What the task requires ->
Only the text of the records below belongs in the answer, copied exactly, with pictures omitted.

Dataset ->
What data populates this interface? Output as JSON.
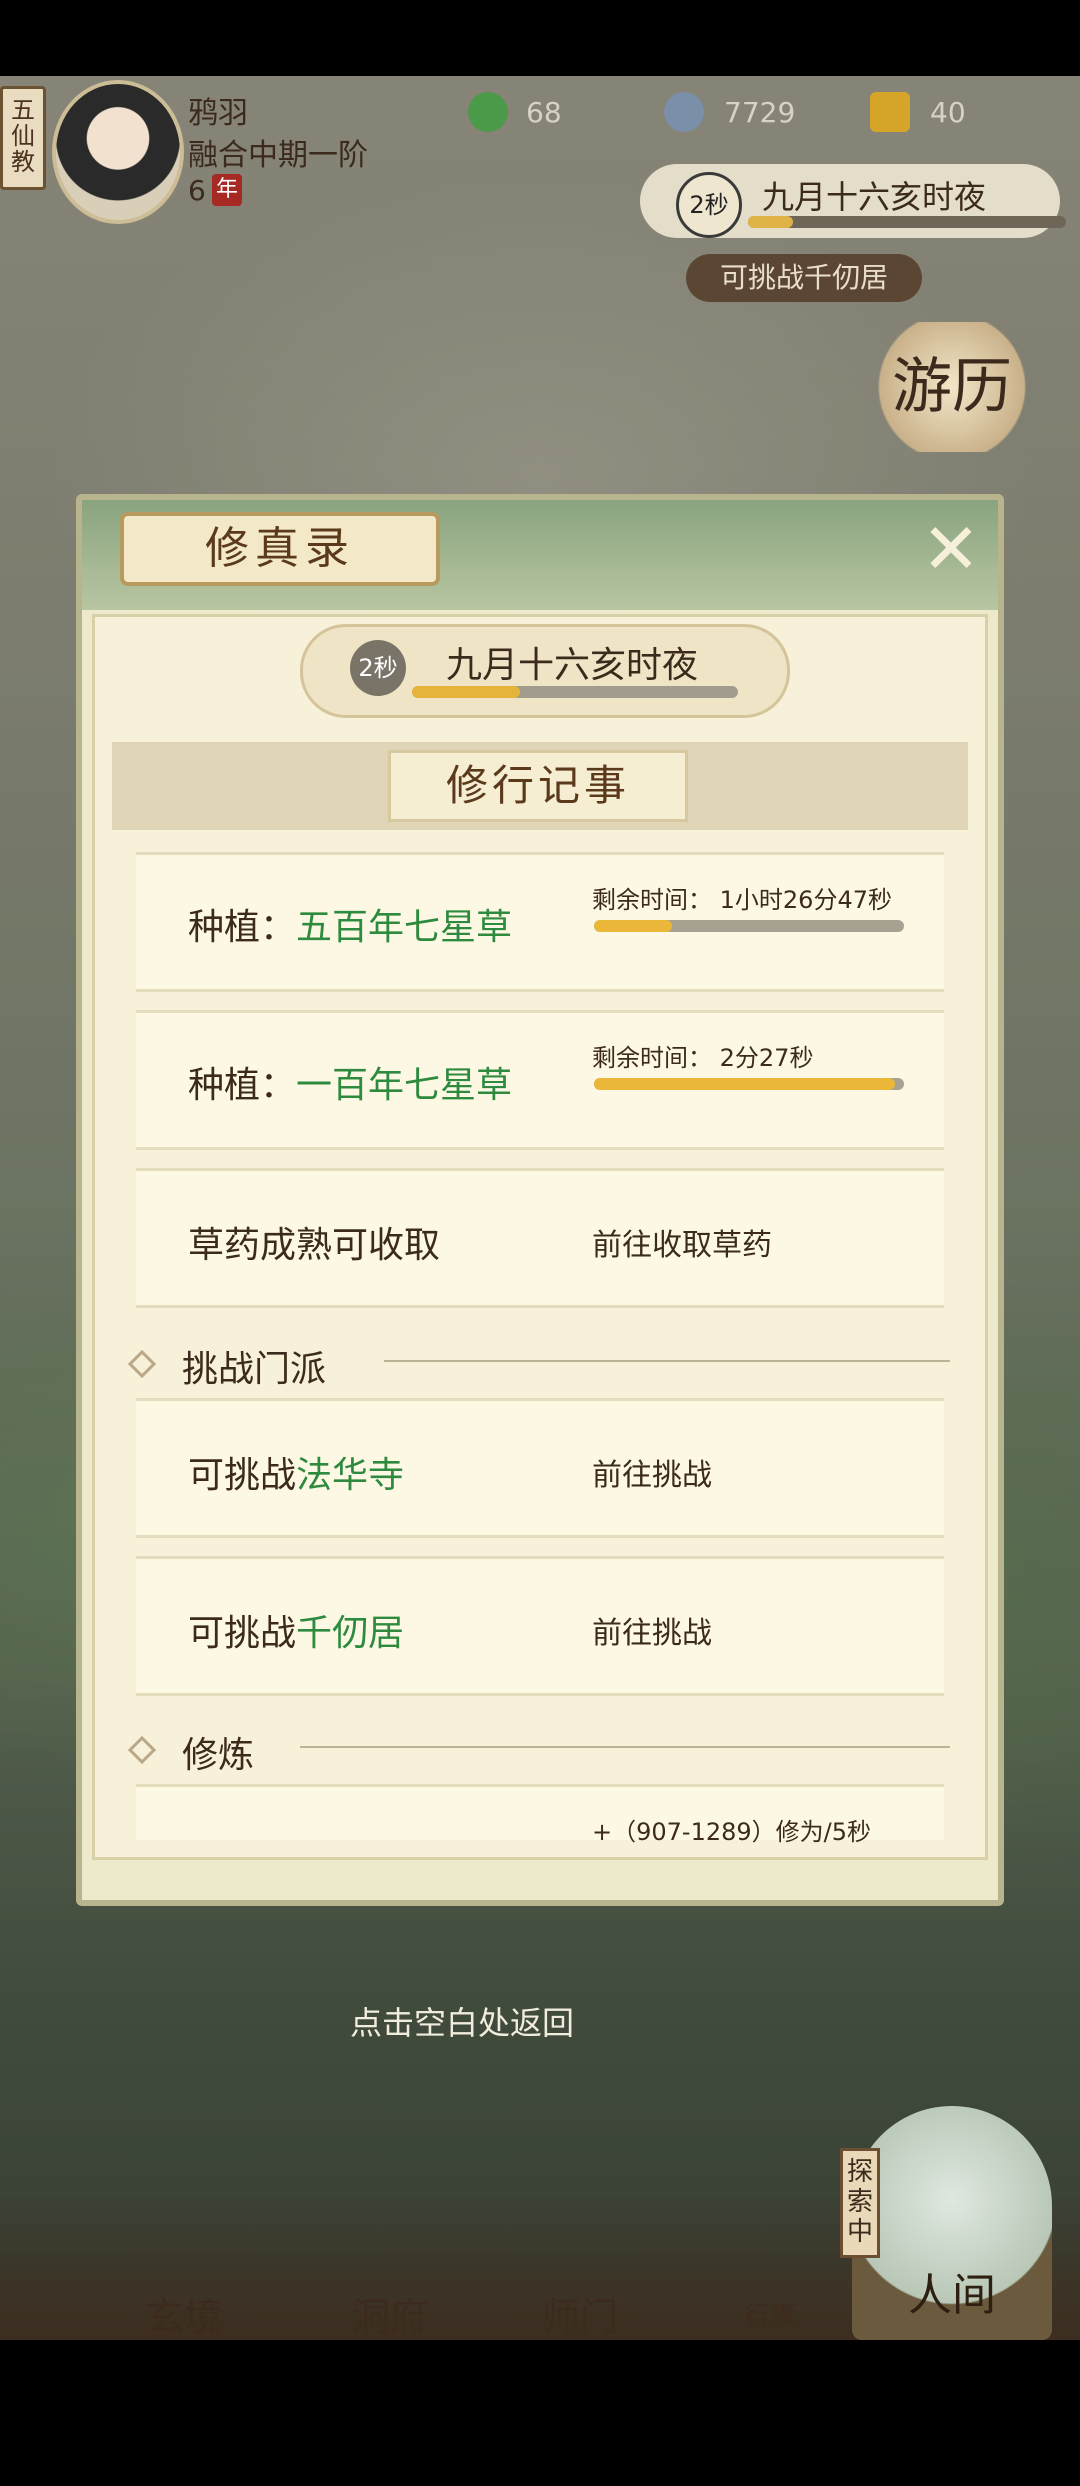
{
  "sect": {
    "label": "五仙教"
  },
  "character": {
    "name": "鸦羽",
    "realm": "融合中期一阶",
    "age_value": "6",
    "age_unit": "年"
  },
  "resources": [
    {
      "icon": "jade-icon",
      "value": "68"
    },
    {
      "icon": "coin-icon",
      "value": "7729"
    },
    {
      "icon": "gold-statue-icon",
      "value": "40"
    }
  ],
  "top_time": {
    "countdown": "2秒",
    "text": "九月十六亥时夜",
    "progress": 0.14
  },
  "top_challenge": {
    "label": "可挑战千仞居"
  },
  "youli": {
    "label": "游历"
  },
  "modal": {
    "title": "修真录",
    "time": {
      "countdown": "2秒",
      "text": "九月十六亥时夜",
      "progress": 0.33
    },
    "section_title": "修行记事",
    "plant_cards": [
      {
        "prefix": "种植：",
        "name": "五百年七星草",
        "remaining_label": "剩余时间：",
        "remaining_value": "1小时26分47秒",
        "progress": 0.25
      },
      {
        "prefix": "种植：",
        "name": "一百年七星草",
        "remaining_label": "剩余时间：",
        "remaining_value": "2分27秒",
        "progress": 0.97
      }
    ],
    "harvest_card": {
      "left": "草药成熟可收取",
      "right": "前往收取草药"
    },
    "challenge_header": "挑战门派",
    "challenge_cards": [
      {
        "prefix": "可挑战",
        "name": "法华寺",
        "action": "前往挑战"
      },
      {
        "prefix": "可挑战",
        "name": "千仞居",
        "action": "前往挑战"
      }
    ],
    "train_header": "修炼",
    "train_card": {
      "right": "+（907-1289）修为/5秒"
    }
  },
  "bottom_hint": "点击空白处返回",
  "nav": {
    "items": [
      "玄境",
      "洞府",
      "师门",
      "行囊"
    ],
    "explore_tag": "探索中",
    "renjian": "人间"
  }
}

Response for this exercise ->
What data populates this interface? Output as JSON.
{
  "sect": {
    "label": "五仙教"
  },
  "character": {
    "name": "鸦羽",
    "realm": "融合中期一阶",
    "age_value": "6",
    "age_unit": "年"
  },
  "resources": [
    {
      "icon": "jade-icon",
      "value": "68"
    },
    {
      "icon": "coin-icon",
      "value": "7729"
    },
    {
      "icon": "gold-statue-icon",
      "value": "40"
    }
  ],
  "top_time": {
    "countdown": "2秒",
    "text": "九月十六亥时夜",
    "progress": 0.14
  },
  "top_challenge": {
    "label": "可挑战千仞居"
  },
  "youli": {
    "label": "游历"
  },
  "modal": {
    "title": "修真录",
    "time": {
      "countdown": "2秒",
      "text": "九月十六亥时夜",
      "progress": 0.33
    },
    "section_title": "修行记事",
    "plant_cards": [
      {
        "prefix": "种植：",
        "name": "五百年七星草",
        "remaining_label": "剩余时间：",
        "remaining_value": "1小时26分47秒",
        "progress": 0.25
      },
      {
        "prefix": "种植：",
        "name": "一百年七星草",
        "remaining_label": "剩余时间：",
        "remaining_value": "2分27秒",
        "progress": 0.97
      }
    ],
    "harvest_card": {
      "left": "草药成熟可收取",
      "right": "前往收取草药"
    },
    "challenge_header": "挑战门派",
    "challenge_cards": [
      {
        "prefix": "可挑战",
        "name": "法华寺",
        "action": "前往挑战"
      },
      {
        "prefix": "可挑战",
        "name": "千仞居",
        "action": "前往挑战"
      }
    ],
    "train_header": "修炼",
    "train_card": {
      "right": "+（907-1289）修为/5秒"
    }
  },
  "bottom_hint": "点击空白处返回",
  "nav": {
    "items": [
      "玄境",
      "洞府",
      "师门",
      "行囊"
    ],
    "explore_tag": "探索中",
    "renjian": "人间"
  }
}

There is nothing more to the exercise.